Are we asked now to elect the comedian-in-chief, or what? The "a-ha!" moment of insight has morphed into the ha-ha moment of interpretation. We've advanced from obsession with Hillary's cleavage to revulsion at her cackle. She once told reporters traveling with her, "You guys keep telling me to lighten up and be fun." She thought we were aching for a laugh track.
Bill Clinton goes on and on with Tim Russert on "Meet the Press" about what a great one-liner his wife delivered in a Democratic debate. "I thought that the moment was great," he said. "I thought it was the defining moment of the debate." Bill's defining moments are not necessarily the moments the rest of us relish.
Rudy Giuliani's comedy routine with a cell phone and his wife as straight woman is no better. We could update a famous line as first delivered by Molly to Fibber McGee in the classic radio show of the '40s. "'taint funny, Giuliani."
Fred Thompson is berated on the front page of the New York Times for not lighting sparks: "He told no jokes." The poor guy. He not only got no laughs, he had to beg for polite applause.
Politics is always about performance and never more than now, with the media, redefined, stretching across airwaves, television networks and the Internet. But do we really need politicians to activate our funny bones? If so, we could dispense with public-opinion polls and install a laugh-o-meter on the telly and let the best joke win.
Everybody likes a good joke told well, and if it reflects spontaneous real wit, all the better. But Hillary and Rudy are canned, a guy and a doll condescending to the voter with a short attention span. There's no question that the guitar-playing, wise-cracking Mike Huckabee, the onetime Baptist preacher and former governor of Arkansas, has moved up in the polls because he's occasionally entertaining. (The best preachers usually are.) Getting Republicans to laugh is a formidable accomplishment, particularly now that Republicans don't have a lot to laugh about.
Because most of us demand a sense of humor to humanize presidents, unfunny things can pass for humor in Washington. That's why presidents (with good script writers) go out of their way to laugh at themselves at least once or twice.
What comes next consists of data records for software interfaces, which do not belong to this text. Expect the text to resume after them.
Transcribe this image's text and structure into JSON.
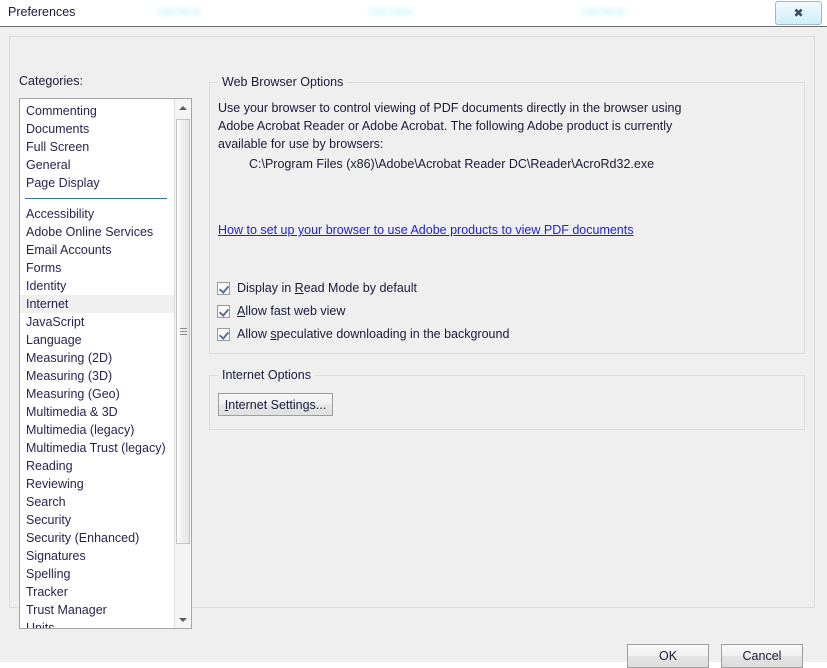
{
  "window": {
    "title": "Preferences",
    "close_glyph": "✖",
    "ghost_labels": [
      "Get Now",
      "Get Now",
      "Get Now"
    ]
  },
  "categories": {
    "label_before": "Cate",
    "label_accel": "g",
    "label_after": "ories:",
    "selected": "Internet",
    "group_one": [
      "Commenting",
      "Documents",
      "Full Screen",
      "General",
      "Page Display"
    ],
    "group_two": [
      "Accessibility",
      "Adobe Online Services",
      "Email Accounts",
      "Forms",
      "Identity",
      "Internet",
      "JavaScript",
      "Language",
      "Measuring (2D)",
      "Measuring (3D)",
      "Measuring (Geo)",
      "Multimedia & 3D",
      "Multimedia (legacy)",
      "Multimedia Trust (legacy)",
      "Reading",
      "Reviewing",
      "Search",
      "Security",
      "Security (Enhanced)",
      "Signatures",
      "Spelling",
      "Tracker",
      "Trust Manager",
      "Units"
    ]
  },
  "web_browser_options": {
    "group_title": "Web Browser Options",
    "description": "Use your browser to control viewing of PDF documents directly in the browser using Adobe Acrobat Reader or Adobe Acrobat. The following Adobe product is currently available for use by browsers:",
    "exe_path": "C:\\Program Files (x86)\\Adobe\\Acrobat Reader DC\\Reader\\AcroRd32.exe",
    "help_link": "How to set up your browser to use Adobe products to view PDF documents",
    "link_color": "#2222cc",
    "checkboxes": [
      {
        "before": "Display in ",
        "accel": "R",
        "after": "ead Mode by default",
        "checked": true
      },
      {
        "before": "",
        "accel": "A",
        "after": "llow fast web view",
        "checked": true
      },
      {
        "before": "Allow ",
        "accel": "s",
        "after": "peculative downloading in the background",
        "checked": true
      }
    ]
  },
  "internet_options": {
    "group_title": "Internet Options",
    "button_accel": "I",
    "button_after": "nternet Settings..."
  },
  "footer": {
    "ok_label": "OK",
    "cancel_label": "Cancel"
  }
}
George W. Bush entertained one press dinner a few years ago with a slide of himself looking under the furniture in the Oval Office, saying: "Those weapons of mass destruction have got to be here somewhere."
Gerald Ford, a good athlete as a young man, was mimicked mercilessly by Chevy Chase on "Saturday Night Live" as a clumsy oaf after he slipped walking down the steps of Air Force One. He joined in the spirit of the moment -- falling down mimicking Chevy Chase falling down mimicking him falling down.